Stored data:
============================================================
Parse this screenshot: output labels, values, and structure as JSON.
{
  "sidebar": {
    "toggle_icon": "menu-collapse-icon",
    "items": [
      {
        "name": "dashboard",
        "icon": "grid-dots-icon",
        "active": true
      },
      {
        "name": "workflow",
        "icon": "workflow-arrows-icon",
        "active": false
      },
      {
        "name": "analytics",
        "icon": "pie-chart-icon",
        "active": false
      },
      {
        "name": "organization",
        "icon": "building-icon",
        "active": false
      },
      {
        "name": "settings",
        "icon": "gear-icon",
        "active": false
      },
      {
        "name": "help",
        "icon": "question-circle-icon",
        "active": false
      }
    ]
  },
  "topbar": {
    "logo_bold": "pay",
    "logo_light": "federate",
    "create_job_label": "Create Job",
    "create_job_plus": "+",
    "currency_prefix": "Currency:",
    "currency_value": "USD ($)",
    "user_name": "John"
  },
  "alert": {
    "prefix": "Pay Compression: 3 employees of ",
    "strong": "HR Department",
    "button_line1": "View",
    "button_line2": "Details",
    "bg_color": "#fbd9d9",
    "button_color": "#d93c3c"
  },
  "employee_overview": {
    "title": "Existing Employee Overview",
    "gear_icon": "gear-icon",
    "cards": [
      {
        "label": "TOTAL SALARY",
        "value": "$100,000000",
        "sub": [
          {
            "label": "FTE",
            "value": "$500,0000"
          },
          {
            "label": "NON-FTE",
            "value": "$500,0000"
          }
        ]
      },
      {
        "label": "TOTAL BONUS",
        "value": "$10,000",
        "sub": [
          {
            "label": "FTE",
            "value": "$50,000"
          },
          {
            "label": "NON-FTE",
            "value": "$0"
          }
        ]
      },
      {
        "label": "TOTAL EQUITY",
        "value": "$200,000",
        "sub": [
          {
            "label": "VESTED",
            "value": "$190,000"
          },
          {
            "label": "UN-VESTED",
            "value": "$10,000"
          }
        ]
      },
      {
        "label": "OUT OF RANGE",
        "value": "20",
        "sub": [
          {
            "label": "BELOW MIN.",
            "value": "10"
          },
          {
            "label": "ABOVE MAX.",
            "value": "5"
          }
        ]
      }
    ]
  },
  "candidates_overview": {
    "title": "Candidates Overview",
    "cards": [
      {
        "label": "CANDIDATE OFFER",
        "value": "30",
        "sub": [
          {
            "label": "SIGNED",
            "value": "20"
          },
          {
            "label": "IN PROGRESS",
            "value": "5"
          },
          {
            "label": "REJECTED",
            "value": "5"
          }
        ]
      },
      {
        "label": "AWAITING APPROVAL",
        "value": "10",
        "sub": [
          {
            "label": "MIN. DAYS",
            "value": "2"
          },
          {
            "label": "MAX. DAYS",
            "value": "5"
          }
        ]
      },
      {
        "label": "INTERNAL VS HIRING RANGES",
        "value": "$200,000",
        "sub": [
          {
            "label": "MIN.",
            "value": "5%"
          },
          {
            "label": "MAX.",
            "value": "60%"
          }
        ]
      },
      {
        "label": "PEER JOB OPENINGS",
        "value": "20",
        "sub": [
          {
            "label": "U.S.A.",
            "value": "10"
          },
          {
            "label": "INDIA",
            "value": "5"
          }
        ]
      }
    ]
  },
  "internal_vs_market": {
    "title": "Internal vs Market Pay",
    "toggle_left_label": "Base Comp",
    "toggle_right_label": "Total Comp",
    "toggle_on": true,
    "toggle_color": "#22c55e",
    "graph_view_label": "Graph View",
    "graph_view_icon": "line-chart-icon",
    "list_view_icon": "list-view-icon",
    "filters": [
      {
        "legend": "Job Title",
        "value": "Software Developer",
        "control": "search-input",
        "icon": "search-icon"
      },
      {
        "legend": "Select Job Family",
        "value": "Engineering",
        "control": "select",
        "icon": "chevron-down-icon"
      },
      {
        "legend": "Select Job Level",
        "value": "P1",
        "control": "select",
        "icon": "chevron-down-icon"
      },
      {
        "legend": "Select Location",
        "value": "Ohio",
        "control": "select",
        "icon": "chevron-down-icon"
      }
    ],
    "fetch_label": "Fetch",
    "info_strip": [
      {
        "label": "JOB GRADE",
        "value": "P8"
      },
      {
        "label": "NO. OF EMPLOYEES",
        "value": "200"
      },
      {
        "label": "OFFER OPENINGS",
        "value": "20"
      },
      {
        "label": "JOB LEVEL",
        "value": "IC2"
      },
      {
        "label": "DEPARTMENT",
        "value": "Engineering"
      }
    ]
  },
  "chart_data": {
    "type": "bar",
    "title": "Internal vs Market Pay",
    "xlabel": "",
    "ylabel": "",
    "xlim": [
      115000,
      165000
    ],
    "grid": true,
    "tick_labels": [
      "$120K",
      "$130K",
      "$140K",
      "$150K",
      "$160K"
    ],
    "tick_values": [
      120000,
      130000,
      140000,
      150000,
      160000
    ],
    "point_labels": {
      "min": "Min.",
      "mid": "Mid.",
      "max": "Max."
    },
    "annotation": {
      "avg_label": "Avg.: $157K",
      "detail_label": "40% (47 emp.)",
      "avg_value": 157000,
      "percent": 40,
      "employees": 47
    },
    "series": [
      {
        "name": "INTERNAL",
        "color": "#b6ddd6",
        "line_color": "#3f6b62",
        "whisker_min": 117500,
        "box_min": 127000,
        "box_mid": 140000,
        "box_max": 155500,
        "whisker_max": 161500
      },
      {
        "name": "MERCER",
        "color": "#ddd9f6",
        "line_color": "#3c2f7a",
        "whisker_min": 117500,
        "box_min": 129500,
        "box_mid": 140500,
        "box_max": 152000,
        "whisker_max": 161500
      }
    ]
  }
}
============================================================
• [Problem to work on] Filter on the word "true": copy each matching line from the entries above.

• [Result below]
        "active": true
    "toggle_on": true,
    "grid": true,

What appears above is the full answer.